Print every line of the records below exactly as it reads.

== Segment start ==

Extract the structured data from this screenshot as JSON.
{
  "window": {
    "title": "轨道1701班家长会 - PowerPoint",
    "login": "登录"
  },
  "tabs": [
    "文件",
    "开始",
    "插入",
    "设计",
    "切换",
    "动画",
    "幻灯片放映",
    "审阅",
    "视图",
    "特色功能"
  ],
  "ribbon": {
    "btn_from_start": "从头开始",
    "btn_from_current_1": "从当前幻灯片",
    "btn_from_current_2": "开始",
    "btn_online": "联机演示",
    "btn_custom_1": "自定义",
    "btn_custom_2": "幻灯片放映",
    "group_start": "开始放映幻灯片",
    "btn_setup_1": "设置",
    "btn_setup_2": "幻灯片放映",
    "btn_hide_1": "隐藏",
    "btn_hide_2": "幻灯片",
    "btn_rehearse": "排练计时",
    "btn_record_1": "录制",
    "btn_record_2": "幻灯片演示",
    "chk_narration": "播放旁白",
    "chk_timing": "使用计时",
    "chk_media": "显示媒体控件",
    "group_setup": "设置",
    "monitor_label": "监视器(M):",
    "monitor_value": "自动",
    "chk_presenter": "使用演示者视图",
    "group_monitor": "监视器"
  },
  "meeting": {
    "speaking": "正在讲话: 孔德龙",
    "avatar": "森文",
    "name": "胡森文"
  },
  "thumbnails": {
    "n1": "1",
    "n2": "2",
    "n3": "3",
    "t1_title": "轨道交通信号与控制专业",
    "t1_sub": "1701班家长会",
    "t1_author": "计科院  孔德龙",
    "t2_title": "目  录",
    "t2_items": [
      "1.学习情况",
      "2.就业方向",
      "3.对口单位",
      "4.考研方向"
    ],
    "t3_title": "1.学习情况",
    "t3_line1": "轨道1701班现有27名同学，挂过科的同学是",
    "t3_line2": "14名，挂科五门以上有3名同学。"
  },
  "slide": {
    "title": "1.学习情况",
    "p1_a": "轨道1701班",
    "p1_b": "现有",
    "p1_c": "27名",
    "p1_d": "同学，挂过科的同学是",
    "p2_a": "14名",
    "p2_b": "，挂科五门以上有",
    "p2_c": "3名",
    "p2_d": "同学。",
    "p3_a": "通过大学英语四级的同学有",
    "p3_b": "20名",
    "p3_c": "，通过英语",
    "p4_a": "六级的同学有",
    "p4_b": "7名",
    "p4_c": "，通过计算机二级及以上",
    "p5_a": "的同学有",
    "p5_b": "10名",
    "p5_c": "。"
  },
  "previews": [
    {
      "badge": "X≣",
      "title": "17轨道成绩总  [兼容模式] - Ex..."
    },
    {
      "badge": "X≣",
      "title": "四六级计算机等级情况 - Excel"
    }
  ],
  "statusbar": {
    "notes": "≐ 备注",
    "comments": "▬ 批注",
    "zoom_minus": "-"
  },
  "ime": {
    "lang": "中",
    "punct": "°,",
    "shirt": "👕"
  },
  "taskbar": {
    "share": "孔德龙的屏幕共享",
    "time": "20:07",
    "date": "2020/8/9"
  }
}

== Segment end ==

*Solution to this problem*:
Extract the structured data from this screenshot as JSON.
{
  "window": {
    "title": "轨道1701班家长会 - PowerPoint",
    "login": "登录"
  },
  "tabs": [
    "文件",
    "开始",
    "插入",
    "设计",
    "切换",
    "动画",
    "幻灯片放映",
    "审阅",
    "视图",
    "特色功能"
  ],
  "ribbon": {
    "btn_from_start": "从头开始",
    "btn_from_current_1": "从当前幻灯片",
    "btn_from_current_2": "开始",
    "btn_online": "联机演示",
    "btn_custom_1": "自定义",
    "btn_custom_2": "幻灯片放映",
    "group_start": "开始放映幻灯片",
    "btn_setup_1": "设置",
    "btn_setup_2": "幻灯片放映",
    "btn_hide_1": "隐藏",
    "btn_hide_2": "幻灯片",
    "btn_rehearse": "排练计时",
    "btn_record_1": "录制",
    "btn_record_2": "幻灯片演示",
    "chk_narration": "播放旁白",
    "chk_timing": "使用计时",
    "chk_media": "显示媒体控件",
    "group_setup": "设置",
    "monitor_label": "监视器(M):",
    "monitor_value": "自动",
    "chk_presenter": "使用演示者视图",
    "group_monitor": "监视器"
  },
  "meeting": {
    "speaking": "正在讲话: 孔德龙",
    "avatar": "森文",
    "name": "胡森文"
  },
  "thumbnails": {
    "n1": "1",
    "n2": "2",
    "n3": "3",
    "t1_title": "轨道交通信号与控制专业",
    "t1_sub": "1701班家长会",
    "t1_author": "计科院  孔德龙",
    "t2_title": "目  录",
    "t2_items": [
      "1.学习情况",
      "2.就业方向",
      "3.对口单位",
      "4.考研方向"
    ],
    "t3_title": "1.学习情况",
    "t3_line1": "轨道1701班现有27名同学，挂过科的同学是",
    "t3_line2": "14名，挂科五门以上有3名同学。"
  },
  "slide": {
    "title": "1.学习情况",
    "p1_a": "轨道1701班",
    "p1_b": "现有",
    "p1_c": "27名",
    "p1_d": "同学，挂过科的同学是",
    "p2_a": "14名",
    "p2_b": "，挂科五门以上有",
    "p2_c": "3名",
    "p2_d": "同学。",
    "p3_a": "通过大学英语四级的同学有",
    "p3_b": "20名",
    "p3_c": "，通过英语",
    "p4_a": "六级的同学有",
    "p4_b": "7名",
    "p4_c": "，通过计算机二级及以上",
    "p5_a": "的同学有",
    "p5_b": "10名",
    "p5_c": "。"
  },
  "previews": [
    {
      "badge": "X≣",
      "title": "17轨道成绩总  [兼容模式] - Ex..."
    },
    {
      "badge": "X≣",
      "title": "四六级计算机等级情况 - Excel"
    }
  ],
  "statusbar": {
    "notes": "≐ 备注",
    "comments": "▬ 批注",
    "zoom_minus": "-"
  },
  "ime": {
    "lang": "中",
    "punct": "°,",
    "shirt": "👕"
  },
  "taskbar": {
    "share": "孔德龙的屏幕共享",
    "time": "20:07",
    "date": "2020/8/9"
  }
}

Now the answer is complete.